Annunciation Cathedral Kharkiv
The Annunciation Cathedral is the most beautiful temple in Kharkiv – one of the largest cities in Ukraine and its former capital. The history of the cathedral dates back to the 17th century when it was not a monumental cathedral, but a small wooden church. In its current form, it was rebuilt only in 1789. The temple impresses with its solemnity, rich in interior decoration. The walls of the Annunciation Cathedral are painted by great Russian and Ukrainian artists. This temple is a favorite attraction for tourists not without good reason.
Mirror Stream Fountain
The fountain “Zerkal’naya Struya” (The Mirror Stream) is one of the most outstanding architectural constructions in Kharkov and is under protection of UNESCO. This arbor and fountain are on Sums'ka street in the Victory park in front of Kharkiv National Academic Opera and Ballet Theater. It's considered as one of the symbols and main attractions of Kharkov.

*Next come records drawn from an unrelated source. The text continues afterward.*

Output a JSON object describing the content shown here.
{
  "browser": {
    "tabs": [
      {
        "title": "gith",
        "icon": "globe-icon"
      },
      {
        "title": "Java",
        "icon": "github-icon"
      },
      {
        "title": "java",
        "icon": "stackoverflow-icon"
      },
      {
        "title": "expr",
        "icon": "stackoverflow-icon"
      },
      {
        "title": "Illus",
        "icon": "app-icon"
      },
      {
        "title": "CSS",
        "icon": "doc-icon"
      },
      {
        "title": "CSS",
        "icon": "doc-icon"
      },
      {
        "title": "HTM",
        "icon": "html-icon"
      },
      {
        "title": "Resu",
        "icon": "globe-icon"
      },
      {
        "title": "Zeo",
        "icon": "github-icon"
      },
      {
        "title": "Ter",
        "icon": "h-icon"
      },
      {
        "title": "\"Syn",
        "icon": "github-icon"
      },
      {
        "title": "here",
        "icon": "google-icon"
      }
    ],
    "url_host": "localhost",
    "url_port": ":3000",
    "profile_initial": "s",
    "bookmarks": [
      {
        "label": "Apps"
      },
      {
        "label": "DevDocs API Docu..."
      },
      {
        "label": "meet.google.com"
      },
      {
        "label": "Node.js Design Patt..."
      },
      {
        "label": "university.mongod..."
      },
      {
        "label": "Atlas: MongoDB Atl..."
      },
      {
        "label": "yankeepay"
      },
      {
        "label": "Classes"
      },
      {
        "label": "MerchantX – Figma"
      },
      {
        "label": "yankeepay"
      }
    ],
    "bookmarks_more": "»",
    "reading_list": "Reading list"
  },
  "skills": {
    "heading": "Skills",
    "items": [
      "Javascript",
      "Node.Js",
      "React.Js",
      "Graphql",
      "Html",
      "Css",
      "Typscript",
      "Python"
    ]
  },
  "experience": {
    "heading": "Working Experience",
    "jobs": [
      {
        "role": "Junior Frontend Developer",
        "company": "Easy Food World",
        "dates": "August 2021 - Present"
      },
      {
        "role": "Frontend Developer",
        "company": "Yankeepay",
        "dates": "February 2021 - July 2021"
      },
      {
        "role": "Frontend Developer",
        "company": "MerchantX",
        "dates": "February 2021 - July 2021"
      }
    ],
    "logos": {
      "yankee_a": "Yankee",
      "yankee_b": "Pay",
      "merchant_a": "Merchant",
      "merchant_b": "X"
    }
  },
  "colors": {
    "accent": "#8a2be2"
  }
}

According to the official version this fountain, “The Mirror Stream”, was built in 1947 by architect Korzh in honor of the victory in World War II. By the way, not many people know that this fountain isn’t unique. This is the copy of the fountain in Kislovodsk (“Altanka”). The city legend says that “The Mirror Stream” was built by one of the high-ranking Soviet official for his young lover in memory of their holiday. The fountain is one of the best architectural monuments of Kharkiv and it's listed in the Encyclopedia UNESCO. Behind the fountain there's a small park which is very pleasant for a walk, to sit on a bench, or have business meeting.
Now it's surrounded by small picturesque public garden, there is a pavilion from under which a mirror stream is flowing. In front of the fountain there is a beautiful ground with a flower bed, and behind it you will find romantic pond of irregular shape.
The Mirror Stream is one of the most favorite places of kharkovians to meet and rest, and on Fridays and Saturdays this is where newlyweds come to take wedding pictures. They often have to wait in a line, one couple at the time... May it rain or be dreadfully hot outside..
As far of sightseeing, this one is really entertaining. Get yourself a sandwich, sit on a bench and do some people watching for the rest of the day. You won't be disappointed.
Taras Shevchenko Monument
One of symbols of Kharkiv and its main attractions is the monument to the outstanding Ukrainian poet and writer, artist Taras Shevchenko. It's considered to be the best monument to Shevchenko in the world and this is one of the seven wonders of Kharkiv. The monument is in the city center, in the garden that has the same name – Shevchenko Garden. Along with the landscape and Kharkiv architecture they form a unified ensemble. The total height of the monument is more than 16 meters, and the statue of Kobzar made of gray (originally black) labradorite is 4.5 meters.
Since the opening celebration of the monument took place on March 24, 1935, the interpretation of Taras Shevchenko's personality was Soviet (as a revolutionary poet, writer, an ideological fighter for the bright future of the people). The style of sculpture combines Socialist Realism and Stalinist Baroque. The authors of the monument are sculptor Matthew Manizer and architect Joseph Langbard. Unified multidisciplinary composition of the monument should be viewed in several stages. The monument is the original architectural spiral with triangular column with Shevchenko on a pedestal, around which there were placed in a circle 16 frozen in the movement statues, representing the working people in the fight for their rights and freedoms.
The statue of Kobzar is full of dynamic. Laconic forms represent the style of constructivism. Exaggerated folds of clothing, work with large planes creates the effect of power and fight. The sculptures surrounding the pedestal are made of dark bronze and are two times smaller than the figure of Shevchenko. According to author’s idea, this composition should be viewed from a small distance, starting with “Catherine” and then move counter-clockwise. Let’s divide all the figures into three sketches. The first is a collection of "rebellious" characters from T. Shevchenko’s works. This includes 'Kateryna’ from the poem with the same name (‘peasant with a baby’, symbolizing the image of a single mother), "Dying Gaydamak", "Gaydamak with a scythe," "Tearing shackles" from the poem "Haydamaky" telling about events of Cossack peasant uprising in 1768 in Right-Bank Ukraine, "Bound Zaporozhets," "Peasant Woman", "bearing a millstone," "soldier-recruit".
The second figure includes participants of the Russian Revolution: "Worker with a flag", "Student", "Worker with a rifle," "Sailor," "Red Army soldier". The third represents the changes occurred after the revolutions in the Soviet Union: "The peasant," "Miner," "Woman with a book." And finally we have to mention that every year the number of Kharkovians is growing more and more. Why would we mentioned this, you may ask? The fact is that every visitor of the ensemble tries to find (and finds?) the hidden tractor wheel from first farms between the statues of the ensemble. They say that the one who is able to find the wheel will find his/her soul mate and remains in Kharkiv permanently.